• Regent Point Marina, Inc. • Reuben Burton, Inc. • Rivah Antiques & Accessories • Rivah Consignments • Ross’s Rings and Things, LTD • Rotary on Stamps • Sagittarius Unisex Hair Salon • Sara Brown’s Salon • Seaside Thai & French Cuisine • Shear Pleasure • Sight, Sound, & Data Installations, LLC • Southside Sentinel • Steptoe’s Furniture Store, LLC • Stratford Hall • Symon’s Serves, Inc. • Synergy Global Supply • The Audiology Offices, LLC • The Box Boutique LLC • The Business Center • The Dandelion, Inc. • The Haven Shelter & Services • The Highlander Studios • The Hope & Glory Inn, LLC • The Inn at Levelfields • The Lancaster Players • The Lively Oaks Restaurant • The Monroe Bay Inn Bed & Breakfast

*Receive $1.00 per transaction when you use your Check-n-Advantage® Debit Card at any participating merchant listed in this ad. Cash back will be applied weekly to your checking accounting associated with your Check-n-Advantage Debit Card.

• The Pedestal Accessories & Gifts • The Renaissance Shop • The Rivah Hair Studio • The Wharf • Thomas Beasley Septic Systems • Thomas Store, LLC • Tides Inn • Tina’s Tax Service, Inc. • Town Bistro, LLC • Two Rivers Communication • Virginia Radiation Therapy & Oncology • Warsaw Glass, Inc. • Warsaw Small Engine, Inc. • Waterfields Family Market • Robert S. Westbrook, DDS • Weekends • Westmoreland Players • Whay’s TV • Whichard Consulting, LLC (HudSon Virginia) • White Stone Pharmacy • Windows Direct of Eastern VA • Windows on the Water @ Yankee Point Marina • Yankee Point Marina, Inc. • Zekiah Glass

12-18-2013 Colonial Beach/Westmoreland County Va Journal  

Local News for Colonial Beach/Westmoreland County Virginia for 12-18-2013

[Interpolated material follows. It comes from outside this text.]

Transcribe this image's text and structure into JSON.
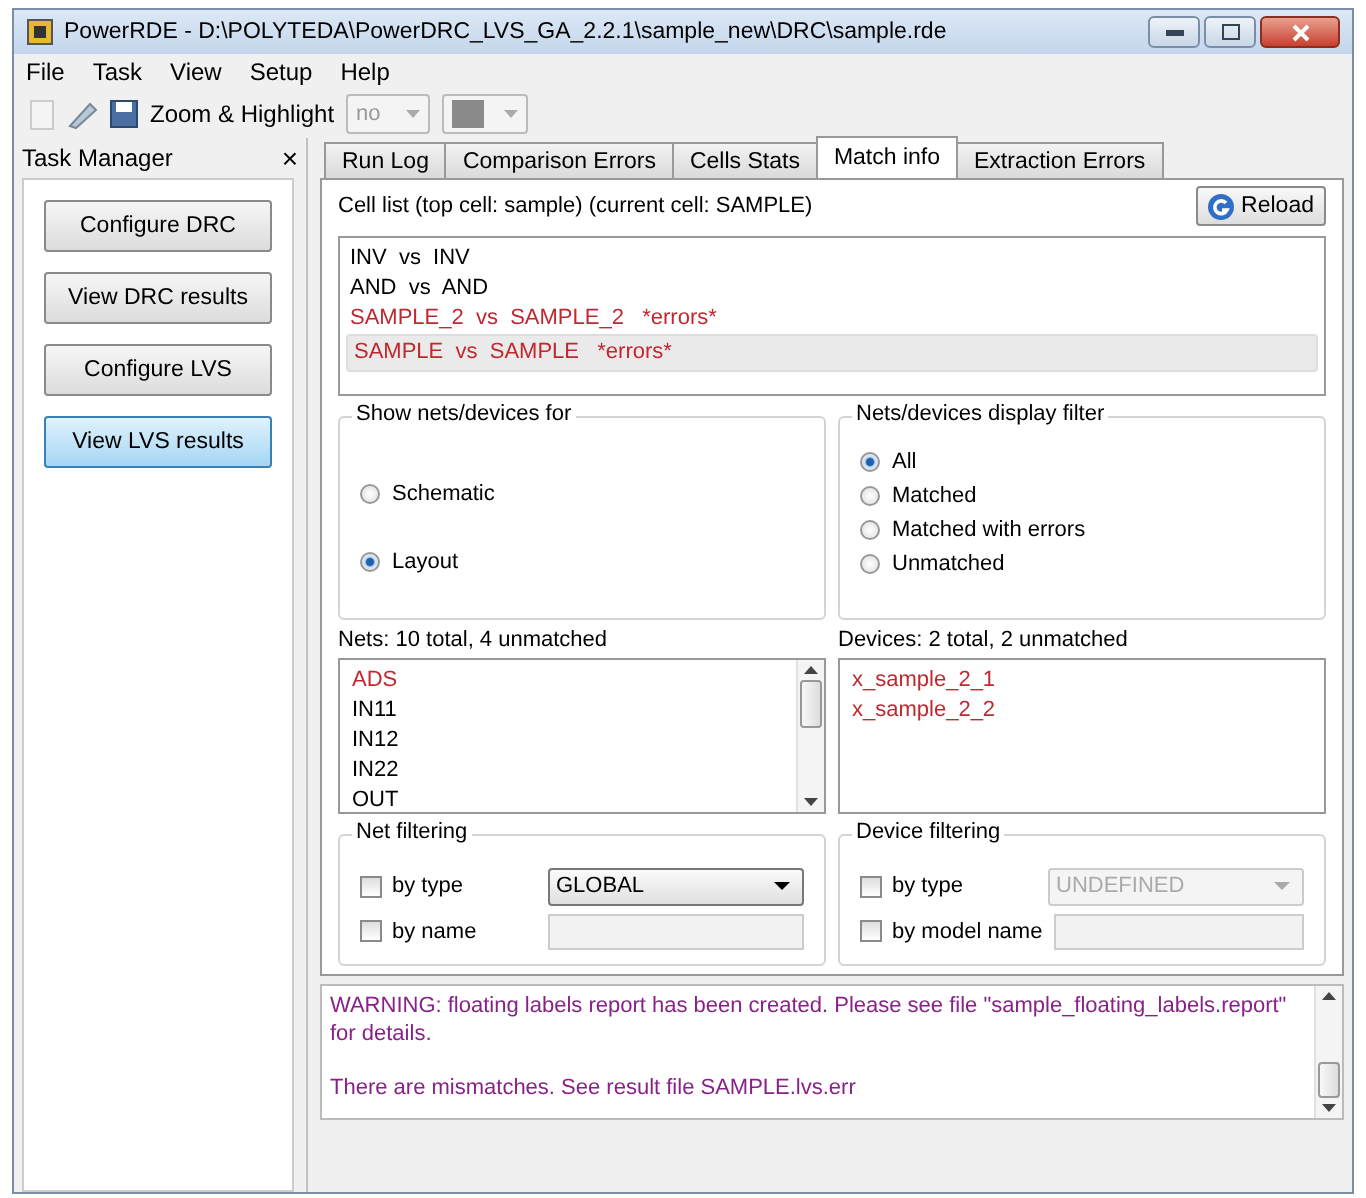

12-18-2013 Colonial Beach/Westmoreland County Va Journal  

Local News for Colonial Beach/Westmoreland County Virginia for 12-18-2013